During the referendum campaign, British Prime Minister David Cameron promised that he would give the required notice immediately in the event of a "leave" victory. After the vote, however, Cameron announced that he would resign in October and turn the decision to notify the European Union over to his successor, who will likely be a member of the "leave" camp. Cameron probably made the decision with the idea that the political and economic situation in the United Kingdom would be so complex by October that his successor might choose to ignore the results of the nonbinding referendum. After all, early reactions to the referendum — including drops in the pound sterling and on the stock exchange, Scottish threats to leave the United Kingdom and a cold response from EU leaders — foretell difficult months ahead for the United Kingdom. Cameron's gamble is that the Brexit vote will prove politically and economically easier to disregard than it is to respect.
The Road to a Successor
Much of the Brexit's future depends on the political situation in the United Kingdom. The ruling Conservative Party is split: Roughly half the party's lawmakers supported a Brexit. In an attempt to curtail the party's political uncertainty, the Conservative committee in charge of leadership elections recommended on June 27 that the new party leader, who will also become the country's new prime minister, be appointed by early September. But this may be easier said than done. To succeed Cameron, a willing politician would have to first win the Conservative Party's nomination and then survive any potential no-confidence votes in Parliament. After that, he or she would have to determine how — and whether — to proceed with the exit process. Constitutional lawyers have argued that any prime minister would need Parliamentary approval to trigger Article 50.
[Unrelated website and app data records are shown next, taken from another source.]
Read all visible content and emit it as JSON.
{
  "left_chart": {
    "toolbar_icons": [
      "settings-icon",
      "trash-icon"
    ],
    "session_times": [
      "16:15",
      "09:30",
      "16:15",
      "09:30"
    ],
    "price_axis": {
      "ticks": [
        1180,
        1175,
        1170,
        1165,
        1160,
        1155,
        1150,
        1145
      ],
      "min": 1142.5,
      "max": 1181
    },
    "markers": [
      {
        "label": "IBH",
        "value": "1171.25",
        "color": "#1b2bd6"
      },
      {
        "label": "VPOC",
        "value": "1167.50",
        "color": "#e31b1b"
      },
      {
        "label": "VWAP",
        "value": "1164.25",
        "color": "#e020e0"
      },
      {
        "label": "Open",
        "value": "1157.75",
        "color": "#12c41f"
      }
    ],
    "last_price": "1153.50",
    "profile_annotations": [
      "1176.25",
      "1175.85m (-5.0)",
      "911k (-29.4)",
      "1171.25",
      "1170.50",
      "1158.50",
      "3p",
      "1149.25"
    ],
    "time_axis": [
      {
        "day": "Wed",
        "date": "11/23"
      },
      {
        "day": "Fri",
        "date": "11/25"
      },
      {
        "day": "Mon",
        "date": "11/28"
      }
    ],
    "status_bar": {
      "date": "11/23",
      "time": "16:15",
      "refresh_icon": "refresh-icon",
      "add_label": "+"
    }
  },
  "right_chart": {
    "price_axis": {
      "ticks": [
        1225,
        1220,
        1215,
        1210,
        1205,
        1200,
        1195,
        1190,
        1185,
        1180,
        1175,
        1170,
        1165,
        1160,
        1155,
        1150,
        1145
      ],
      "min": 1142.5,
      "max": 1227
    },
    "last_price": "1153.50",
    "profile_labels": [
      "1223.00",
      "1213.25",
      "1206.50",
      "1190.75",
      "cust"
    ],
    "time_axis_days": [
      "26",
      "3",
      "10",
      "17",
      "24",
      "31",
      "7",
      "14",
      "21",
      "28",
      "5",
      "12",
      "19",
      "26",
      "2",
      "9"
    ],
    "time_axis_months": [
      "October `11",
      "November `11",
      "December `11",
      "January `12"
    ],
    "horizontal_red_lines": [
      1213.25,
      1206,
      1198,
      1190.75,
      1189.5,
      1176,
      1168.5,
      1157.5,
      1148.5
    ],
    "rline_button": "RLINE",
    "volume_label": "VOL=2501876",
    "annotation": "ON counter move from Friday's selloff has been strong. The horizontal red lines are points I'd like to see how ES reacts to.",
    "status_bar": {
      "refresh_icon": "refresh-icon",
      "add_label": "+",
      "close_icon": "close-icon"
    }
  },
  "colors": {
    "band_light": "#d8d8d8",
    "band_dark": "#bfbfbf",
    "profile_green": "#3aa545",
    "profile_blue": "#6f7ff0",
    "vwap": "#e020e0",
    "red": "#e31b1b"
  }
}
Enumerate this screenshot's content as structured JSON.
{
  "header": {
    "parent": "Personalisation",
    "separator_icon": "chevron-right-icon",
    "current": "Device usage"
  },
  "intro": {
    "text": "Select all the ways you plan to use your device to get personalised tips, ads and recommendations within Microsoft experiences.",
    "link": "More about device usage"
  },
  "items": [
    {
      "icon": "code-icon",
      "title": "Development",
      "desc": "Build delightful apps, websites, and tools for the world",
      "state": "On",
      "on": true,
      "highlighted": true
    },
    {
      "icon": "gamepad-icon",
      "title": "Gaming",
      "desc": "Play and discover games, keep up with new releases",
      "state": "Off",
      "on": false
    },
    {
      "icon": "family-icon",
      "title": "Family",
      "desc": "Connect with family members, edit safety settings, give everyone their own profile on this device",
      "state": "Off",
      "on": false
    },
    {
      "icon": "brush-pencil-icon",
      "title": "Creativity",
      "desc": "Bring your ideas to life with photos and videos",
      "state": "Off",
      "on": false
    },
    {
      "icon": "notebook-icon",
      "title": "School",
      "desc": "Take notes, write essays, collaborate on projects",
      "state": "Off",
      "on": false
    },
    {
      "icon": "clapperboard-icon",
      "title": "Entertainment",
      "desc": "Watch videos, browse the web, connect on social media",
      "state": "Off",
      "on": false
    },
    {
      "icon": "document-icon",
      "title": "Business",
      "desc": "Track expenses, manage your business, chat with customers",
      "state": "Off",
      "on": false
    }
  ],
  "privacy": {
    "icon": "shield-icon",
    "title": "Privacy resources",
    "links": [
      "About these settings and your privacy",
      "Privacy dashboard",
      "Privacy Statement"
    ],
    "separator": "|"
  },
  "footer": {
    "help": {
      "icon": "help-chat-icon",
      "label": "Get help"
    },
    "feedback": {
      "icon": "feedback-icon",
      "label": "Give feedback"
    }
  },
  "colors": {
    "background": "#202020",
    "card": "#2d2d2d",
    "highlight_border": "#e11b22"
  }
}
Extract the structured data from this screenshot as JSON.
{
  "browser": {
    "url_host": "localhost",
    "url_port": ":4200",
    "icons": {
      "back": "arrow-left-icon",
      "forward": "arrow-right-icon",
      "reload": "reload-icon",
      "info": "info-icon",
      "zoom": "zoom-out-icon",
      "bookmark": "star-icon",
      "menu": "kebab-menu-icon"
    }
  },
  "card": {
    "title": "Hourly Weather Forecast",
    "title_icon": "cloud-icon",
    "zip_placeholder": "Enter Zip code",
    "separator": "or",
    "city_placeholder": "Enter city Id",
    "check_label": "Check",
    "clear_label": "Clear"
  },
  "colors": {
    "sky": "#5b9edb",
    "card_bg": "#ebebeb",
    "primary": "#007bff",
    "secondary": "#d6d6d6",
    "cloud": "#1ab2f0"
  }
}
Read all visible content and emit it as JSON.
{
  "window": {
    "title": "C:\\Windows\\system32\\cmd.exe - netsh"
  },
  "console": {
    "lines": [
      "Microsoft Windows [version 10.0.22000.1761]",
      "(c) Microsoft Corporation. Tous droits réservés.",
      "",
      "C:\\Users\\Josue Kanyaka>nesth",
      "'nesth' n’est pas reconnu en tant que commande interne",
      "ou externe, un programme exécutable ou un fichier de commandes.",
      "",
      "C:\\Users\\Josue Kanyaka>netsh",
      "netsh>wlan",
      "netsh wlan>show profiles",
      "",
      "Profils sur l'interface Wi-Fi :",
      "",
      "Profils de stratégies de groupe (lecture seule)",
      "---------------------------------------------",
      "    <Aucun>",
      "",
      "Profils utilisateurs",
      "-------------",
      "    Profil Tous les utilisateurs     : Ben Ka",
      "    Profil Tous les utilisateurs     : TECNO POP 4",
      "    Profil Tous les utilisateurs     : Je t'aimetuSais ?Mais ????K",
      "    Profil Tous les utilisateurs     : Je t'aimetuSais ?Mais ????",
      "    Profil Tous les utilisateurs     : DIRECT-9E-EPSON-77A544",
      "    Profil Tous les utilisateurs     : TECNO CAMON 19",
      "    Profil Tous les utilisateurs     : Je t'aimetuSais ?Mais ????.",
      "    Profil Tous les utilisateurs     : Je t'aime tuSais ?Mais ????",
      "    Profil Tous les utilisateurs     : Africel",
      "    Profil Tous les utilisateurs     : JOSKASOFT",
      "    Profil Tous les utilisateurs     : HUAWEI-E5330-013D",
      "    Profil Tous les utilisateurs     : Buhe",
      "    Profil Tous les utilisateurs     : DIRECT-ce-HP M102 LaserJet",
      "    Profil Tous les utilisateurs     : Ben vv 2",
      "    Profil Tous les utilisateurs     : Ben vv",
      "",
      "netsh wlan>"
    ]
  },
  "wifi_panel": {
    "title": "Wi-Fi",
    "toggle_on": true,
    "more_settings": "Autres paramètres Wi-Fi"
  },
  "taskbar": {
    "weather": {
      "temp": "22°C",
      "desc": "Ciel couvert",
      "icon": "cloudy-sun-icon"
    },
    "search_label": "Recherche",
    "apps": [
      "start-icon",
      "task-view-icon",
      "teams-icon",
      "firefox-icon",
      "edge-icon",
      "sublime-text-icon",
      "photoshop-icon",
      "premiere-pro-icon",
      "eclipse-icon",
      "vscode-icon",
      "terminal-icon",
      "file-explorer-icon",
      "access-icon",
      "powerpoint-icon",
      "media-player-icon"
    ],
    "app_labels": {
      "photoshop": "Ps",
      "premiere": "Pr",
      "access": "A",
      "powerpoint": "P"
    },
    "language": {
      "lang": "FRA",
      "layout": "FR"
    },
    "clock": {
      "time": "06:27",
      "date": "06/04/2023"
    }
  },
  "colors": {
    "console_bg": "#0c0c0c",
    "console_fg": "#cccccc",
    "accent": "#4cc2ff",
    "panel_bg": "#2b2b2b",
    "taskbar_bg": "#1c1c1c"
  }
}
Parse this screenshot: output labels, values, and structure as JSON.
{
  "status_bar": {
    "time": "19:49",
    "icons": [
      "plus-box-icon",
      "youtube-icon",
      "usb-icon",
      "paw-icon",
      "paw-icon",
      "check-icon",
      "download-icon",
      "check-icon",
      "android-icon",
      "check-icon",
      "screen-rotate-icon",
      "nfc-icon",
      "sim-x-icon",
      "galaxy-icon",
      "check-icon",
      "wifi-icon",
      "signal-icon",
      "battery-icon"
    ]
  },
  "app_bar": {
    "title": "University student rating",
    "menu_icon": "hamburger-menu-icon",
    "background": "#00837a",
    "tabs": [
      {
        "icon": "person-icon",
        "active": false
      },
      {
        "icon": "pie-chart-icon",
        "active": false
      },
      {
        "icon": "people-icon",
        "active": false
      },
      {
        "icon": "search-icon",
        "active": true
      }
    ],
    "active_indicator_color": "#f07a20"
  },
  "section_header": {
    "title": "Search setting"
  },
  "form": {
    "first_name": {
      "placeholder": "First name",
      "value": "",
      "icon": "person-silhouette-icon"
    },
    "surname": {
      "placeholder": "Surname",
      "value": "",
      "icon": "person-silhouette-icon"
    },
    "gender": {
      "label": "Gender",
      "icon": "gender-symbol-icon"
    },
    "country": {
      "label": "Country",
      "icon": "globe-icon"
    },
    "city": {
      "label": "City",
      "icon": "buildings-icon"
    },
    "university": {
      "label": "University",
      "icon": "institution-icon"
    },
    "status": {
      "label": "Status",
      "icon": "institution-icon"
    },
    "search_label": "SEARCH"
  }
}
Meanwhile, the British public may be having second thoughts. In the referendum, the "leave" camp prevailed by more than a million votes. Even so, economic and political turmoil could prompt a change of heart among voters, and the public may decide that the price of leaving the European Union is simply too high. Some voters are already collecting signatures for a second referendum.
In light of the doubts plaguing Britain's people and its ruling party, the United Kingdom could be headed for early elections, either because of insufficient support in Parliament for whoever is picked as the new prime minister or because of the new government's desire to seek popular legitimation. If that happens, all bets are off. The Conservative Party could break into pro- and anti-EU factions. The Labour Party, which faces a leadership crisis of its own, may elect a pro-EU candidate and promise to work to keep Britain in the bloc. Smaller parties such as the Liberal Democrats are likely to support any pro-EU governments.
What Remains to Be Seen
Whether appointed by the Conservative Party or chosen in snap elections, Cameron's successor could try to negotiate a better agreement for the United Kingdom with Brussels. In 2001 and 2008, Ireland's voters rejected EU treaties in referendums. Once Dublin negotiated concessions from Brussels, however, the Irish public voted again, this time approving the treaties. But voting against an EU treaty is not the same as voting against EU membership. Moreover, when the European Union made its concessions to Ireland, Euroskepticism was not nearly the force in Europe that it is today. Brussels can no longer afford to make concessions to a renegade member country as it did a decade ago.
This explains why political developments in Europe will be just as important as British politics in determining a Brexit strategy. The leaders of Germany, France and Italy met in Berlin on June 27 to discuss the British referendum. Paris and Rome, along with the heads of several EU institutions, want the United Kingdom to start the withdrawal process as soon as possible. Germany, on the other hand, would like to wait, hoping that political developments in the United Kingdom could stop a Brexit before it begins. All three agree, however, that Britain cannot hold informal negotiations with Europe before announcing its intention to withdraw, as some members of the "leave" camp had proposed.
For now, the United Kingdom and the rest of the European Union will opt to wait and see. As long as Cameron remains prime minister, the United Kingdom will not trigger Article 50. Though the Scottish government will try to negotiate with the European Union over ways to retain its membership in the bloc, it will wait for developments in London before making any definite moves. Despite pressuring London to formalize its intentions, the European Union will be unable to expedite the political process in the United Kingdom. In the meantime, political uncertainty will continue to hurt the British economy and fuel Euroskeptic sentiment in Europe.